Artists, Athletes, Businesses, USAID Urge ‘Let Girls Learn’

As part of the Let Girls Learn effort, USAID is providing support for Jordanian schools as they provide education to Syrian refugees like these girls.
As part of the Let Girls Learn effort, USAID is providing support for Jordanian schools as they provide education to Syrian refugees like these girls.

Washington,
23 June 2014

Nearly 30 artists and athletes, as well as a host of global nonprofit groups and businesses, have joined with the U.S. government to launch Let Girls Learn, an effort to raise awareness of the need to support all girls in their pursuit of a quality education.

Celebrities Alicia Keys, Amy Brenneman, Anne Hathaway, Chris Colfer, Darren Criss, DeAndre Jordan, Denise Richards, Diego Boneta, James Van Der Beek, Jennifer Garner, Joe Manganiello, Josh Duhamel, Julie Bowen, Julie Delpy, Kelly Osbourne, Lance Bass, Moby, Nick Cannon, Nikki Reed, Paul Wesley, Rita Wilson, Shonda Rhimes, Soledad O’Brien, Susan Sarandon and Tyler Perry spoke in a video about the importance of educating girls.

In support of Let Girls Learn, USAID on June 20 announced $231.6 million for new programs to support primary and secondary education and safe learning in Nigeria, Afghanistan, South Sudan and Jordan, as well as support for Guatemala’s ongoing successful efforts to improve the quality of education for underserved populations.
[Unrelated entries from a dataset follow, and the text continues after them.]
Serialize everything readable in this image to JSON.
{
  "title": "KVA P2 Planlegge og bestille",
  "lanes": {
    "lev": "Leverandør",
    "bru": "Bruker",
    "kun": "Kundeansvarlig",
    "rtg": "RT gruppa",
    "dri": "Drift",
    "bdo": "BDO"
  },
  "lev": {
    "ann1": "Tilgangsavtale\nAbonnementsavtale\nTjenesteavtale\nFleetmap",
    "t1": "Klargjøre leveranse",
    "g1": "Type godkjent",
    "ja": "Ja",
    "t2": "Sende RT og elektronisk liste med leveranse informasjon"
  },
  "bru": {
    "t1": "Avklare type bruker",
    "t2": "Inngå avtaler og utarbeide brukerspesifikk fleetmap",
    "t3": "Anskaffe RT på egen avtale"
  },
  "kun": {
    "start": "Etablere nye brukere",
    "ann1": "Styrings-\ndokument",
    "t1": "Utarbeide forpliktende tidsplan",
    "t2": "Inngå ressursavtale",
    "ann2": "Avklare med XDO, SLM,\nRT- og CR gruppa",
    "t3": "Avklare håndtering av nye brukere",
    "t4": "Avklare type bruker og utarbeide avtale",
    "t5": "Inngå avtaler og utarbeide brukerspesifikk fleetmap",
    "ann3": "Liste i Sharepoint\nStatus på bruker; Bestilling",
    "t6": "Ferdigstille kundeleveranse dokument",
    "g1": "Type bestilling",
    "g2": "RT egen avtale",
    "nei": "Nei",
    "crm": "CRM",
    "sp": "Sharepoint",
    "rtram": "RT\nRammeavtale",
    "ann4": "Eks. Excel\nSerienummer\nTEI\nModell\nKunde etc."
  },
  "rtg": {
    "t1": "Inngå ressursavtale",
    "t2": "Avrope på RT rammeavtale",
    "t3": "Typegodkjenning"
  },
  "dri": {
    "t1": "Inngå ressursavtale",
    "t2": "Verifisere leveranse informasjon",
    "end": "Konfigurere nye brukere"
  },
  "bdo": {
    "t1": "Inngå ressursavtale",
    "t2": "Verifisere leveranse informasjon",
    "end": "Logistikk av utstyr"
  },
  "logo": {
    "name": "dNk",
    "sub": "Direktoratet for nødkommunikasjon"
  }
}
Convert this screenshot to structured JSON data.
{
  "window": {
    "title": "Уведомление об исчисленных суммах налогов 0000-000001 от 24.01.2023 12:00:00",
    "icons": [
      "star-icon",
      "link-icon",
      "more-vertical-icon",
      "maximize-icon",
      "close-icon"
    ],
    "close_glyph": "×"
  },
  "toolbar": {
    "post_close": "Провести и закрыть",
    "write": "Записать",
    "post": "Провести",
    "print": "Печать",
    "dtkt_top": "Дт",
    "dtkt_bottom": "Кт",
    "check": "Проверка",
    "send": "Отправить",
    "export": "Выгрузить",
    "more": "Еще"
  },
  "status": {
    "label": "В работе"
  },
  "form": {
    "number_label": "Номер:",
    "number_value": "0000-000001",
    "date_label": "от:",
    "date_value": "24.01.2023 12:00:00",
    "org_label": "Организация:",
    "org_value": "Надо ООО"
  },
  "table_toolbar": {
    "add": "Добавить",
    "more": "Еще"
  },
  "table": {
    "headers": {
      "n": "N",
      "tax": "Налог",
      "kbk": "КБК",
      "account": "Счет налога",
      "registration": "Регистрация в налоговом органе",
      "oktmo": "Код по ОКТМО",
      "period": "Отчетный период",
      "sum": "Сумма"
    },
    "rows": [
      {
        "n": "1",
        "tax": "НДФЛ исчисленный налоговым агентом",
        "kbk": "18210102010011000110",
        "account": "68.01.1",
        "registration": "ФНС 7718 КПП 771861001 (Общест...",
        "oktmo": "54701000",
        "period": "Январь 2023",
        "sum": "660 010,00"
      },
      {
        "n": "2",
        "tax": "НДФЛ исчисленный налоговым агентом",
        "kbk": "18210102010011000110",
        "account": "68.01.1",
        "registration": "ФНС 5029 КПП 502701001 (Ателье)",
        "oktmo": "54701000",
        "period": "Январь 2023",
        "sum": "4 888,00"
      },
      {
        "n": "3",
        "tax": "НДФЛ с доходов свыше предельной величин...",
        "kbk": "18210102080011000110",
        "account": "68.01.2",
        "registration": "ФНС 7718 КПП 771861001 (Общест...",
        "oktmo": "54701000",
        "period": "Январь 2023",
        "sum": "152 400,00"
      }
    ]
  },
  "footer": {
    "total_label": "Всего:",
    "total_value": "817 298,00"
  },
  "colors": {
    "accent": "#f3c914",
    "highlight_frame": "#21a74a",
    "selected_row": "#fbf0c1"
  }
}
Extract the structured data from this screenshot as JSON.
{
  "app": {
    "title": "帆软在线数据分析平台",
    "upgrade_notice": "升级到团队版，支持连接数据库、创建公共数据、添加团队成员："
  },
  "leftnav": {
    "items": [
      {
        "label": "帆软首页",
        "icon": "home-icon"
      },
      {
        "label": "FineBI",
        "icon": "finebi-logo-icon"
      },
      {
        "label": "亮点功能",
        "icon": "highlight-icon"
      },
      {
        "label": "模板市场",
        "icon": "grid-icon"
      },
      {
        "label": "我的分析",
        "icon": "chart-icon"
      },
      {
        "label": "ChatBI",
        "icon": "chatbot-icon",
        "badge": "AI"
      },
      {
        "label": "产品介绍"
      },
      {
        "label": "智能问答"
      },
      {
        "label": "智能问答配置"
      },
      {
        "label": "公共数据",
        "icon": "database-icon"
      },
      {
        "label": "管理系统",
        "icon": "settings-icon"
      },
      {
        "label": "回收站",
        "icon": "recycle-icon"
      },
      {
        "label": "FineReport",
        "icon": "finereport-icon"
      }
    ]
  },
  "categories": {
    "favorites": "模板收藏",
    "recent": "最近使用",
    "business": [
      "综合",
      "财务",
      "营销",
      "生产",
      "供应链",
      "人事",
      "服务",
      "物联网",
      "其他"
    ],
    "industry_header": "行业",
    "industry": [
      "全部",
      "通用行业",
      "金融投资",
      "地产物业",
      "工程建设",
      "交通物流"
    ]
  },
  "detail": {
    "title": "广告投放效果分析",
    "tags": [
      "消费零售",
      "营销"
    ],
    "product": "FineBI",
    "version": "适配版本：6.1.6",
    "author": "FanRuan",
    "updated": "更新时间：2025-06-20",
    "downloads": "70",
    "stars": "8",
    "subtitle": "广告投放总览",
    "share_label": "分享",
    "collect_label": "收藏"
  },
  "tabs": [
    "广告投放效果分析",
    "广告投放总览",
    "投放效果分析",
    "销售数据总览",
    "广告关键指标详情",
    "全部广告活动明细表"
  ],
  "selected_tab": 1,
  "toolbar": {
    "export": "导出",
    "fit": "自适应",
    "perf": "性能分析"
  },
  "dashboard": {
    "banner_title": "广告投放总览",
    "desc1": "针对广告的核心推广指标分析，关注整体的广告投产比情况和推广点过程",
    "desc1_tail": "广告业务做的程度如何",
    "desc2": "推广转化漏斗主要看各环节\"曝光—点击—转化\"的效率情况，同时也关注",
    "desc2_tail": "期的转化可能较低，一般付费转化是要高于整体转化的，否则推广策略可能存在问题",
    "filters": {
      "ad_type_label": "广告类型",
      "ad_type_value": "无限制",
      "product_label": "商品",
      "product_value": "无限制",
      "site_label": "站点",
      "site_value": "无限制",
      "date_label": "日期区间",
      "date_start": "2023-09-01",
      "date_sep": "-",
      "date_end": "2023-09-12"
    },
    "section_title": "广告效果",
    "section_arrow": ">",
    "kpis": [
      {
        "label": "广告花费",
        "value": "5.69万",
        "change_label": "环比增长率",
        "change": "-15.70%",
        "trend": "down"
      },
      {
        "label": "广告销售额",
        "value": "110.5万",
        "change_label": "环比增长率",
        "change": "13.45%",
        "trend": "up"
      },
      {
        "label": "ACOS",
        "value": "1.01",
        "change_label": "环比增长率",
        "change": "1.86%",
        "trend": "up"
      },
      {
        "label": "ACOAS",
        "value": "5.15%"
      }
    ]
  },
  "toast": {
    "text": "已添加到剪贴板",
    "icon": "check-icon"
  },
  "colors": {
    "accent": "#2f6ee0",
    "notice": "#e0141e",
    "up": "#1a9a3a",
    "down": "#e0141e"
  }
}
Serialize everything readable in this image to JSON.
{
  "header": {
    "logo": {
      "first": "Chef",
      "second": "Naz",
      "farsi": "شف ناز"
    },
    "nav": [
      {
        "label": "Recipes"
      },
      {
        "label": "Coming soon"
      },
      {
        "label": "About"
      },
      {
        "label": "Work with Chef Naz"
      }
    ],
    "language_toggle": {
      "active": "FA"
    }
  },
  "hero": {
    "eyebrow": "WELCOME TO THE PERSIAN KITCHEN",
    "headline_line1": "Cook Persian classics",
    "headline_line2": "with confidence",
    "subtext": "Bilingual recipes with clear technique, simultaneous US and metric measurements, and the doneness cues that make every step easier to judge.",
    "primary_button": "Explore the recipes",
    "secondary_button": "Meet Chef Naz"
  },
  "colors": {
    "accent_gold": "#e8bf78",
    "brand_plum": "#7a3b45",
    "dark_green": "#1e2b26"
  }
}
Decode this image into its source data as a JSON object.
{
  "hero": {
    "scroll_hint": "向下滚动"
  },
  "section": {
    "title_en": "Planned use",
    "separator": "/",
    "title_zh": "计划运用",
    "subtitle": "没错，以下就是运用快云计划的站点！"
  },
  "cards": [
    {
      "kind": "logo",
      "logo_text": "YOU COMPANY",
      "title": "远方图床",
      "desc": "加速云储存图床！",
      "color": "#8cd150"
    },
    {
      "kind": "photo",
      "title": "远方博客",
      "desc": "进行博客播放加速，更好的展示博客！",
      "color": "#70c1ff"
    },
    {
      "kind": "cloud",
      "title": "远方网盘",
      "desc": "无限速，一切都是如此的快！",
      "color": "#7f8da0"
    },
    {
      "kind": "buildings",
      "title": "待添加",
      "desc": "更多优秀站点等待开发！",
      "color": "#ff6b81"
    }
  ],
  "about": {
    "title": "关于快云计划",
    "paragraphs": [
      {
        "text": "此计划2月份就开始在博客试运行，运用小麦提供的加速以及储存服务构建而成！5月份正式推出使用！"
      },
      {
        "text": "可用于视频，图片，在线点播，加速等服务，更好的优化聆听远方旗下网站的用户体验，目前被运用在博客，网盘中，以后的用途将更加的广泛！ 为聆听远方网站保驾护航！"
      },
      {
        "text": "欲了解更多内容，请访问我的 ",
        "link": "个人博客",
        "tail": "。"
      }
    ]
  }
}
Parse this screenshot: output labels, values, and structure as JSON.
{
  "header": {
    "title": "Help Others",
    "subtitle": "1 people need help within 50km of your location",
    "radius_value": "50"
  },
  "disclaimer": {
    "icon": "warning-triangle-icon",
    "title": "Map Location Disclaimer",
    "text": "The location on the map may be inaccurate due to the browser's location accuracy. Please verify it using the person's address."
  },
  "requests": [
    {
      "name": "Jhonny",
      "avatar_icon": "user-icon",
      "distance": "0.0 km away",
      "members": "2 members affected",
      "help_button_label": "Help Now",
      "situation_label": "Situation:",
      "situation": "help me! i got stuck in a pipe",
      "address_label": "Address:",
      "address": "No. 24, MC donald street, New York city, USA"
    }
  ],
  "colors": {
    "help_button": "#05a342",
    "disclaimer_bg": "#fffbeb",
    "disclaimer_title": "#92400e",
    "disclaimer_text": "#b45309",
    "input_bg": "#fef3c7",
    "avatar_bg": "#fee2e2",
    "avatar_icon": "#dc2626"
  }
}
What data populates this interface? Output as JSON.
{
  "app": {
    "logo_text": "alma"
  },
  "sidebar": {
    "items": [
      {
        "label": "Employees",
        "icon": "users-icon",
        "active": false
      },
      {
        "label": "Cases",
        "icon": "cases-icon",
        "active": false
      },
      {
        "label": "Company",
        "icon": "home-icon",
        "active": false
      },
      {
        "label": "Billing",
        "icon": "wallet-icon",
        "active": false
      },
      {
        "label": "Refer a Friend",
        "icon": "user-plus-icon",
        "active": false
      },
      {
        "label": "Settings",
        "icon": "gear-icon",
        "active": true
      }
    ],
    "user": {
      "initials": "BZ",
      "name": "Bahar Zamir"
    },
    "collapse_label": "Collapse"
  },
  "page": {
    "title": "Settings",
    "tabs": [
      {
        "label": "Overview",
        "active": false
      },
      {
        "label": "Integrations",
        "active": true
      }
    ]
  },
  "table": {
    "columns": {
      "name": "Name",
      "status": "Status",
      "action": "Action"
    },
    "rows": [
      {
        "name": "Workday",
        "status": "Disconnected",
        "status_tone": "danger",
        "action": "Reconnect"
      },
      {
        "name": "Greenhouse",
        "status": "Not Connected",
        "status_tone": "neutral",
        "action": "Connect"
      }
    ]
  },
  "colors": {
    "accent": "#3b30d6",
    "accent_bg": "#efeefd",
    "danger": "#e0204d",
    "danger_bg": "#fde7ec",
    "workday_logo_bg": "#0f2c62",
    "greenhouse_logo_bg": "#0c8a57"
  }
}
“When girls are educated, their families are healthier, they marry later and they have more opportunities to generate income,” said USAID Administrator Rajiv Shah. “When girls are denied an education, humanity suffers. Let Girls Learn is a movement to tell the world that an educated girl has the power to lift her family and her community out of poverty. It is time for all of us to stand up and support a quality education for girls and boys alike all over the world.”

Organizations partnering with Let Girls Learn include CARE; the International Rescue Committee; Save the Children; the Burkle Global Impact Initiative at the University of California, Los Angeles; and Child Fund.

According to USAID, 62 million girls around the world are not in school. Millions more are fighting to stay there. Some may be growing up in a war. Some may have been married or become pregnant as a young teen. Their families may depend on their income. They may lack access to a safe place to learn, facing harassment, abuse and discrimination. If they can get to a school — sometimes walking for hours each way — the girls may not have access to proper hygiene facilities.

The U.S. government is committed to improving opportunities for all children in low-income countries to receive a quality education and obtain the skills they need to live healthy and productive lives, USAID said in a press release. This includes an average annual investment of $1 billion by USAID in international education efforts to ensure equitable treatment of boys and girls, to create safe school environments and to engage communities in support for girls’ education.

According to USAID, educating girls has a ripple effect:

• One more year of education increases a woman’s income by up to 25 percent.

• A girl who has a basic education is three times less likely to contract HIV.

• Children born to educated mothers are twice as likely to survive past the age of 5.

• If all women in sub-Saharan Africa had a secondary education, 1.8 million lives would be saved each year.

• After looking at 100 countries, the World Bank found that increasing the share of women with a secondary education by 1 percent boosts annual per capita income growth by 0.3 percentage points.

• Countries where women’s share of seats in political bodies are greater than 30 percent are more inclusive, egalitarian and democratic.

More information about what the U.S. government is doing to support girls’ education all over the world is available in a USAID fact sheet and a USAID webpage on Let Girls Learn.